Report back the lines in this listing that carry the string "window".

---+---

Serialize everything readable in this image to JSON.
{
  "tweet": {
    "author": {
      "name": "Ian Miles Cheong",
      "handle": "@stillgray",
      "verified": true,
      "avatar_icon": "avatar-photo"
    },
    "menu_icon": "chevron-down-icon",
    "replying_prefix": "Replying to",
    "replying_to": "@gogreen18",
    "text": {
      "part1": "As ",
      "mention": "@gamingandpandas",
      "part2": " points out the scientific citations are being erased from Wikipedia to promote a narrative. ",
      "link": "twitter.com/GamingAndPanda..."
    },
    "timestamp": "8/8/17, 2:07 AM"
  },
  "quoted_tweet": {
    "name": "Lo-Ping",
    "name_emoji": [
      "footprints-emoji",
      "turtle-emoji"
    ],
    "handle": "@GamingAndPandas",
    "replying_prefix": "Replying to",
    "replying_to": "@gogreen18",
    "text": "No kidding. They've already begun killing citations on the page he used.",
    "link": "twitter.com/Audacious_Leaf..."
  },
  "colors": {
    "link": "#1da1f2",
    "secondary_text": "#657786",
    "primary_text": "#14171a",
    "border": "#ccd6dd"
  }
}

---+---

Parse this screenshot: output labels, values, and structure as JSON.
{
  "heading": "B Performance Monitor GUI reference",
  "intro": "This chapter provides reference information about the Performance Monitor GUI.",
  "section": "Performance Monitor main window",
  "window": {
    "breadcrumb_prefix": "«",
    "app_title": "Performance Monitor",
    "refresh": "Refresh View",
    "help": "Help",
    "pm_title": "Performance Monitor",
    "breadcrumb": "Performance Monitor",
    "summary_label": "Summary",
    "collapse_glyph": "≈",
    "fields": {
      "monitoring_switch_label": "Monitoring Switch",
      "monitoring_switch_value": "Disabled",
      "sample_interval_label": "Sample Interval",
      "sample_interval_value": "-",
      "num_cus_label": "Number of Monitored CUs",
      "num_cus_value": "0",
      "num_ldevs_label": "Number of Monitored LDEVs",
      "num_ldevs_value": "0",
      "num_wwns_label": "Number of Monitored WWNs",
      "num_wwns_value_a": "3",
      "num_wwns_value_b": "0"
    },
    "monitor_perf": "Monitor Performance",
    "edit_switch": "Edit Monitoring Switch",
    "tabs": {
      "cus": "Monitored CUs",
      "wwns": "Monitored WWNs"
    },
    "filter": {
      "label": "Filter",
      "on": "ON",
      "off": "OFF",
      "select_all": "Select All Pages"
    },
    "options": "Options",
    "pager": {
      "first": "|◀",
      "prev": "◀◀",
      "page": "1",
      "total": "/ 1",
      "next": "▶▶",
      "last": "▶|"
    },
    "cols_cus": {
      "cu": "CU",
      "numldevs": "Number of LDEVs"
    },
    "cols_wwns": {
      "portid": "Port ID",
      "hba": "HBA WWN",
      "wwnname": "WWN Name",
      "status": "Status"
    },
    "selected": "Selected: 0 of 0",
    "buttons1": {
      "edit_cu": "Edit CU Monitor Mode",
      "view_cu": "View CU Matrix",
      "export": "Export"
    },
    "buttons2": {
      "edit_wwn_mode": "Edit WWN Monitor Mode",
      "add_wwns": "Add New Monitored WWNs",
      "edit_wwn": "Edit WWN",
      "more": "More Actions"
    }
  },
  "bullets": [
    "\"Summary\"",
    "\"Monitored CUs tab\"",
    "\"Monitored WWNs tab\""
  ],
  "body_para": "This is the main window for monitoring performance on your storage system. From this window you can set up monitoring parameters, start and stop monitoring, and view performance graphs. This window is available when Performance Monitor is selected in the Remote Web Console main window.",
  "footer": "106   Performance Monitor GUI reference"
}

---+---

## Response area
  "section": "Performance Monitor main window",
  "window": {
  "body_para": "This is the main window for monitoring performance on your storage system. From this window you can set up monitoring parameters, start and stop monitoring, and view performance graphs. This window is available when Performance Monitor is selected in the Remote Web Console main window.",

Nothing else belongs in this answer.